:: PROBLEM DETAILS ::
All entries must be set down once more, precisely as given.

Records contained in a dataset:
···

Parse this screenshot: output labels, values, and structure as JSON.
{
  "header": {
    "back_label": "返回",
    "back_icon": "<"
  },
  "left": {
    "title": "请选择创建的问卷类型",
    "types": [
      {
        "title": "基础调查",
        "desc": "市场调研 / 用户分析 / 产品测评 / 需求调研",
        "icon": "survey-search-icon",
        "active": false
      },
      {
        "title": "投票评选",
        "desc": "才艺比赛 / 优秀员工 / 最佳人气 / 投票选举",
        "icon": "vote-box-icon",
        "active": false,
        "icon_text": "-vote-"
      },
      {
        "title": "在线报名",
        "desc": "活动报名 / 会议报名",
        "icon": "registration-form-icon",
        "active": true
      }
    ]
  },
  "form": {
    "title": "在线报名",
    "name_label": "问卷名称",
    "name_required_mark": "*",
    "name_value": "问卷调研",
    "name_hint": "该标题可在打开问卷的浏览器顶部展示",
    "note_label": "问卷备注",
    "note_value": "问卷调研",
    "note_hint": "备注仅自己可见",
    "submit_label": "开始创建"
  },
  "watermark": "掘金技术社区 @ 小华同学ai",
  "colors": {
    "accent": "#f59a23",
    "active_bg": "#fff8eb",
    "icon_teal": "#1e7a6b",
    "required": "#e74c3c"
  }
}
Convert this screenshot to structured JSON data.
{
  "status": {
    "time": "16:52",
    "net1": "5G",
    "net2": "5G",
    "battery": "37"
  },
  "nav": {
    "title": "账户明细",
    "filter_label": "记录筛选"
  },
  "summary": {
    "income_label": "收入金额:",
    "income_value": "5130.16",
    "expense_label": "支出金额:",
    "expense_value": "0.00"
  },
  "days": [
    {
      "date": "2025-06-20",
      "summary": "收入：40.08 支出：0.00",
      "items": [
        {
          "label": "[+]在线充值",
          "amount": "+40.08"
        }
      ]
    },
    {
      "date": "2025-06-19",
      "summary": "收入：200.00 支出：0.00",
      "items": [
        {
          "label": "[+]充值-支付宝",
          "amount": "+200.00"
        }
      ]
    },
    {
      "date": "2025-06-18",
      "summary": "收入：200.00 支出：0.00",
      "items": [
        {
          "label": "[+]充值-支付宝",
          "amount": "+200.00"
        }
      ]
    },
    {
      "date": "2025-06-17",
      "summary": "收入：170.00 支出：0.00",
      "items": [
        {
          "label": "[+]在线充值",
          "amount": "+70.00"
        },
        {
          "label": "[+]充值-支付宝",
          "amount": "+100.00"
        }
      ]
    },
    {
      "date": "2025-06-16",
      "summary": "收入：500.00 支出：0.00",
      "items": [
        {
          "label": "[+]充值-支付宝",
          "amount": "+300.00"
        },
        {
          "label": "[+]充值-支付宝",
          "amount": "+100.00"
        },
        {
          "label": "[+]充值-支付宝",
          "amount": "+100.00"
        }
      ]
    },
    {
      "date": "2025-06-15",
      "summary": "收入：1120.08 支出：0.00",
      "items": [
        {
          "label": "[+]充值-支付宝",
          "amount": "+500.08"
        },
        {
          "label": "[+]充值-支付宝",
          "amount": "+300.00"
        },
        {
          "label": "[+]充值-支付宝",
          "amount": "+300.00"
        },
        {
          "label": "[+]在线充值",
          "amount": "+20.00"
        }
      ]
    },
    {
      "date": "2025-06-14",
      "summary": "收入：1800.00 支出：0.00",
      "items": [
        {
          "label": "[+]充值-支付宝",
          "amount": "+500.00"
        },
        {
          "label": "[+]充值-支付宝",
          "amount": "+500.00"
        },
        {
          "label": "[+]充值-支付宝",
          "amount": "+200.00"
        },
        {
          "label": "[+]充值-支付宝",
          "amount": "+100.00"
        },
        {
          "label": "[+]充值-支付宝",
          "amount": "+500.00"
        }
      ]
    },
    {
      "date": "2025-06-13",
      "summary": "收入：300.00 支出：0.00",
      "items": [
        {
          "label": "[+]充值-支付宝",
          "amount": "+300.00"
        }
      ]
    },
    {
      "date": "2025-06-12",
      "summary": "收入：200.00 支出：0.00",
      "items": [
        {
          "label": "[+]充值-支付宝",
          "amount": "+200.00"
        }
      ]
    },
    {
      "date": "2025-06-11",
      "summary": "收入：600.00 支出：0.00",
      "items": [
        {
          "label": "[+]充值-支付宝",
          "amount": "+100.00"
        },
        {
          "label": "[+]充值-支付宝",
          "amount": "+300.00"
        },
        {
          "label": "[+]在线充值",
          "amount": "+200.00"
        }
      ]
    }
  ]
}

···

:: THE ANSWER ::
Parse this screenshot: output labels, values, and structure as JSON.
{
  "header": {
    "back_label": "返回",
    "back_icon": "<"
  },
  "left": {
    "title": "请选择创建的问卷类型",
    "types": [
      {
        "title": "基础调查",
        "desc": "市场调研 / 用户分析 / 产品测评 / 需求调研",
        "icon": "survey-search-icon",
        "active": false
      },
      {
        "title": "投票评选",
        "desc": "才艺比赛 / 优秀员工 / 最佳人气 / 投票选举",
        "icon": "vote-box-icon",
        "active": false,
        "icon_text": "-vote-"
      },
      {
        "title": "在线报名",
        "desc": "活动报名 / 会议报名",
        "icon": "registration-form-icon",
        "active": true
      }
    ]
  },
  "form": {
    "title": "在线报名",
    "name_label": "问卷名称",
    "name_required_mark": "*",
    "name_value": "问卷调研",
    "name_hint": "该标题可在打开问卷的浏览器顶部展示",
    "note_label": "问卷备注",
    "note_value": "问卷调研",
    "note_hint": "备注仅自己可见",
    "submit_label": "开始创建"
  },
  "watermark": "掘金技术社区 @ 小华同学ai",
  "colors": {
    "accent": "#f59a23",
    "active_bg": "#fff8eb",
    "icon_teal": "#1e7a6b",
    "required": "#e74c3c"
  }
}
Convert this screenshot to structured JSON data.
{
  "status": {
    "time": "16:52",
    "net1": "5G",
    "net2": "5G",
    "battery": "37"
  },
  "nav": {
    "title": "账户明细",
    "filter_label": "记录筛选"
  },
  "summary": {
    "income_label": "收入金额:",
    "income_value": "5130.16",
    "expense_label": "支出金额:",
    "expense_value": "0.00"
  },
  "days": [
    {
      "date": "2025-06-20",
      "summary": "收入：40.08 支出：0.00",
      "items": [
        {
          "label": "[+]在线充值",
          "amount": "+40.08"
        }
      ]
    },
    {
      "date": "2025-06-19",
      "summary": "收入：200.00 支出：0.00",
      "items": [
        {
          "label": "[+]充值-支付宝",
          "amount": "+200.00"
        }
      ]
    },
    {
      "date": "2025-06-18",
      "summary": "收入：200.00 支出：0.00",
      "items": [
        {
          "label": "[+]充值-支付宝",
          "amount": "+200.00"
        }
      ]
    },
    {
      "date": "2025-06-17",
      "summary": "收入：170.00 支出：0.00",
      "items": [
        {
          "label": "[+]在线充值",
          "amount": "+70.00"
        },
        {
          "label": "[+]充值-支付宝",
          "amount": "+100.00"
        }
      ]
    },
    {
      "date": "2025-06-16",
      "summary": "收入：500.00 支出：0.00",
      "items": [
        {
          "label": "[+]充值-支付宝",
          "amount": "+300.00"
        },
        {
          "label": "[+]充值-支付宝",
          "amount": "+100.00"
        },
        {
          "label": "[+]充值-支付宝",
          "amount": "+100.00"
        }
      ]
    },
    {
      "date": "2025-06-15",
      "summary": "收入：1120.08 支出：0.00",
      "items": [
        {
          "label": "[+]充值-支付宝",
          "amount": "+500.08"
        },
        {
          "label": "[+]充值-支付宝",
          "amount": "+300.00"
        },
        {
          "label": "[+]充值-支付宝",
          "amount": "+300.00"
        },
        {
          "label": "[+]在线充值",
          "amount": "+20.00"
        }
      ]
    },
    {
      "date": "2025-06-14",
      "summary": "收入：1800.00 支出：0.00",
      "items": [
        {
          "label": "[+]充值-支付宝",
          "amount": "+500.00"
        },
        {
          "label": "[+]充值-支付宝",
          "amount": "+500.00"
        },
        {
          "label": "[+]充值-支付宝",
          "amount": "+200.00"
        },
        {
          "label": "[+]充值-支付宝",
          "amount": "+100.00"
        },
        {
          "label": "[+]充值-支付宝",
          "amount": "+500.00"
        }
      ]
    },
    {
      "date": "2025-06-13",
      "summary": "收入：300.00 支出：0.00",
      "items": [
        {
          "label": "[+]充值-支付宝",
          "amount": "+300.00"
        }
      ]
    },
    {
      "date": "2025-06-12",
      "summary": "收入：200.00 支出：0.00",
      "items": [
        {
          "label": "[+]充值-支付宝",
          "amount": "+200.00"
        }
      ]
    },
    {
      "date": "2025-06-11",
      "summary": "收入：600.00 支出：0.00",
      "items": [
        {
          "label": "[+]充值-支付宝",
          "amount": "+100.00"
        },
        {
          "label": "[+]充值-支付宝",
          "amount": "+300.00"
        },
        {
          "label": "[+]在线充值",
          "amount": "+200.00"
        }
      ]
    }
  ]
}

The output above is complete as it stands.